● **Data to use**
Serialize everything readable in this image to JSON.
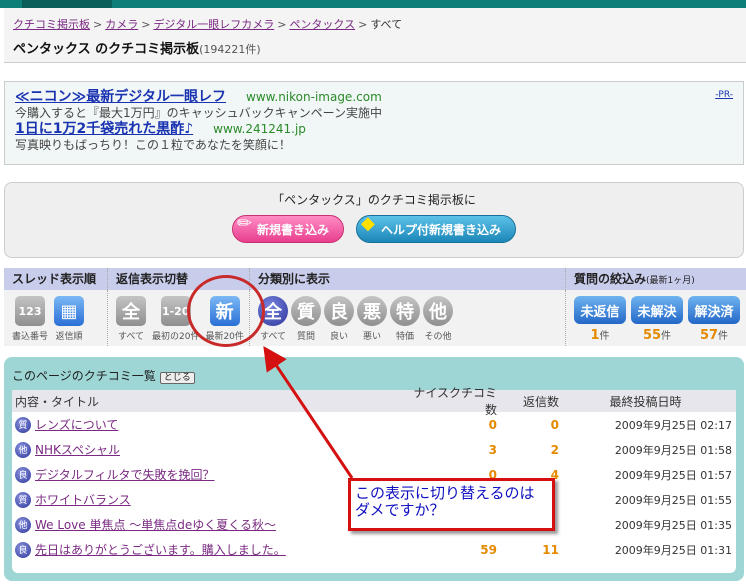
{
  "breadcrumb": [
    "クチコミ掲示板",
    "カメラ",
    "デジタル一眼レフカメラ",
    "ペンタックス",
    "すべて"
  ],
  "breadcrumb_sep": ">",
  "title": "ペンタックス のクチコミ掲示板",
  "count": "(194221件)",
  "ads": {
    "pr": "-PR-",
    "items": [
      {
        "headline": "≪ニコン≫最新デジタル一眼レフ",
        "url": "www.nikon-image.com",
        "desc": "今購入すると『最大1万円』のキャッシュバックキャンペーン実施中"
      },
      {
        "headline": "1日に1万2千袋売れた黒酢♪",
        "url": "www.241241.jp",
        "desc": "写真映りもばっちり！この１粒であなたを笑顔に！"
      }
    ]
  },
  "post": {
    "label": "「ペンタックス」のクチコミ掲示板に",
    "new_button": "新規書き込み",
    "help_button": "ヘルプ付新規書き込み"
  },
  "filter": {
    "thread_order": {
      "title": "スレッド表示順",
      "items": [
        {
          "icon": "123",
          "cap": "書込番号"
        },
        {
          "icon": "▦",
          "cap": "返信順"
        }
      ]
    },
    "reply_view": {
      "title": "返信表示切替",
      "items": [
        {
          "icon": "全",
          "cap": "すべて"
        },
        {
          "icon": "1-20",
          "cap": "最初の20件"
        },
        {
          "icon": "新",
          "cap": "最新20件"
        }
      ]
    },
    "category": {
      "title": "分類別に表示",
      "items": [
        {
          "icon": "全",
          "cap": "すべて"
        },
        {
          "icon": "質",
          "cap": "質問"
        },
        {
          "icon": "良",
          "cap": "良い"
        },
        {
          "icon": "悪",
          "cap": "悪い"
        },
        {
          "icon": "特",
          "cap": "特価"
        },
        {
          "icon": "他",
          "cap": "その他"
        }
      ]
    },
    "question": {
      "title": "質問の絞込み",
      "sub": "(最新1ヶ月)",
      "unit": "件",
      "items": [
        {
          "label": "未返信",
          "count": "1"
        },
        {
          "label": "未解決",
          "count": "55"
        },
        {
          "label": "解決済",
          "count": "57"
        }
      ]
    }
  },
  "list": {
    "title": "このページのクチコミ一覧",
    "close": "とじる",
    "headers": [
      "内容・タイトル",
      "ナイスクチコミ数",
      "返信数",
      "最終投稿日時"
    ],
    "rows": [
      {
        "cat": "質",
        "title": "レンズについて",
        "nice": "0",
        "replies": "0",
        "date": "2009年9月25日 02:17"
      },
      {
        "cat": "他",
        "title": "NHKスペシャル",
        "nice": "3",
        "replies": "2",
        "date": "2009年9月25日 01:58"
      },
      {
        "cat": "良",
        "title": "デジタルフィルタで失敗を挽回？",
        "nice": "0",
        "replies": "4",
        "date": "2009年9月25日 01:57"
      },
      {
        "cat": "質",
        "title": "ホワイトバランス",
        "nice": "",
        "replies": "",
        "date": "2009年9月25日 01:55"
      },
      {
        "cat": "他",
        "title": "We Love 単焦点 ～単焦点deゆく夏くる秋～",
        "nice": "",
        "replies": "",
        "date": "2009年9月25日 01:35"
      },
      {
        "cat": "良",
        "title": "先日はありがとうございます。購入しました。",
        "nice": "59",
        "replies": "11",
        "date": "2009年9月25日 01:31"
      }
    ]
  },
  "annotation": {
    "note": "この表示に切り替えるのはダメですか？"
  }
}
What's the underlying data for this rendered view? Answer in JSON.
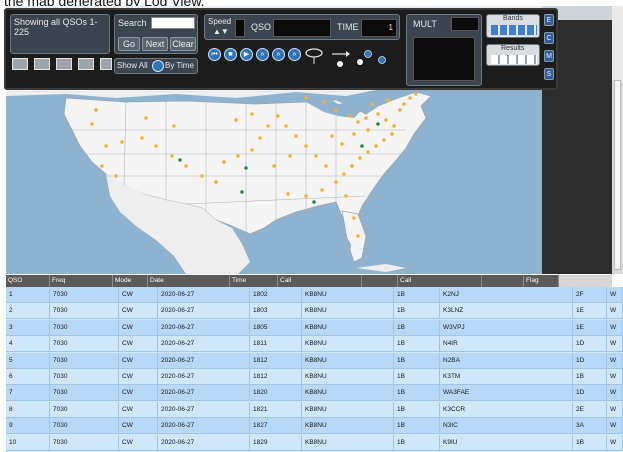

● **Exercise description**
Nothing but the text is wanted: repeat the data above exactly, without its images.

● **Reply to the exercise**
Serialize everything readable in this image to JSON.
{
  "breadcrumb": [
    "クチコミ掲示板",
    "カメラ",
    "デジタル一眼レフカメラ",
    "ペンタックス",
    "すべて"
  ],
  "breadcrumb_sep": ">",
  "title": "ペンタックス のクチコミ掲示板",
  "count": "(194221件)",
  "ads": {
    "pr": "-PR-",
    "items": [
      {
        "headline": "≪ニコン≫最新デジタル一眼レフ",
        "url": "www.nikon-image.com",
        "desc": "今購入すると『最大1万円』のキャッシュバックキャンペーン実施中"
      },
      {
        "headline": "1日に1万2千袋売れた黒酢♪",
        "url": "www.241241.jp",
        "desc": "写真映りもばっちり！この１粒であなたを笑顔に！"
      }
    ]
  },
  "post": {
    "label": "「ペンタックス」のクチコミ掲示板に",
    "new_button": "新規書き込み",
    "help_button": "ヘルプ付新規書き込み"
  },
  "filter": {
    "thread_order": {
      "title": "スレッド表示順",
      "items": [
        {
          "icon": "123",
          "cap": "書込番号"
        },
        {
          "icon": "▦",
          "cap": "返信順"
        }
      ]
    },
    "reply_view": {
      "title": "返信表示切替",
      "items": [
        {
          "icon": "全",
          "cap": "すべて"
        },
        {
          "icon": "1-20",
          "cap": "最初の20件"
        },
        {
          "icon": "新",
          "cap": "最新20件"
        }
      ]
    },
    "category": {
      "title": "分類別に表示",
      "items": [
        {
          "icon": "全",
          "cap": "すべて"
        },
        {
          "icon": "質",
          "cap": "質問"
        },
        {
          "icon": "良",
          "cap": "良い"
        },
        {
          "icon": "悪",
          "cap": "悪い"
        },
        {
          "icon": "特",
          "cap": "特価"
        },
        {
          "icon": "他",
          "cap": "その他"
        }
      ]
    },
    "question": {
      "title": "質問の絞込み",
      "sub": "(最新1ヶ月)",
      "unit": "件",
      "items": [
        {
          "label": "未返信",
          "count": "1"
        },
        {
          "label": "未解決",
          "count": "55"
        },
        {
          "label": "解決済",
          "count": "57"
        }
      ]
    }
  },
  "list": {
    "title": "このページのクチコミ一覧",
    "close": "とじる",
    "headers": [
      "内容・タイトル",
      "ナイスクチコミ数",
      "返信数",
      "最終投稿日時"
    ],
    "rows": [
      {
        "cat": "質",
        "title": "レンズについて",
        "nice": "0",
        "replies": "0",
        "date": "2009年9月25日 02:17"
      },
      {
        "cat": "他",
        "title": "NHKスペシャル",
        "nice": "3",
        "replies": "2",
        "date": "2009年9月25日 01:58"
      },
      {
        "cat": "良",
        "title": "デジタルフィルタで失敗を挽回？",
        "nice": "0",
        "replies": "4",
        "date": "2009年9月25日 01:57"
      },
      {
        "cat": "質",
        "title": "ホワイトバランス",
        "nice": "",
        "replies": "",
        "date": "2009年9月25日 01:55"
      },
      {
        "cat": "他",
        "title": "We Love 単焦点 ～単焦点deゆく夏くる秋～",
        "nice": "",
        "replies": "",
        "date": "2009年9月25日 01:35"
      },
      {
        "cat": "良",
        "title": "先日はありがとうございます。購入しました。",
        "nice": "59",
        "replies": "11",
        "date": "2009年9月25日 01:31"
      }
    ]
  },
  "annotation": {
    "note": "この表示に切り替えるのはダメですか？"
  }
}
What's the underlying data for this rendered view? Answer in JSON.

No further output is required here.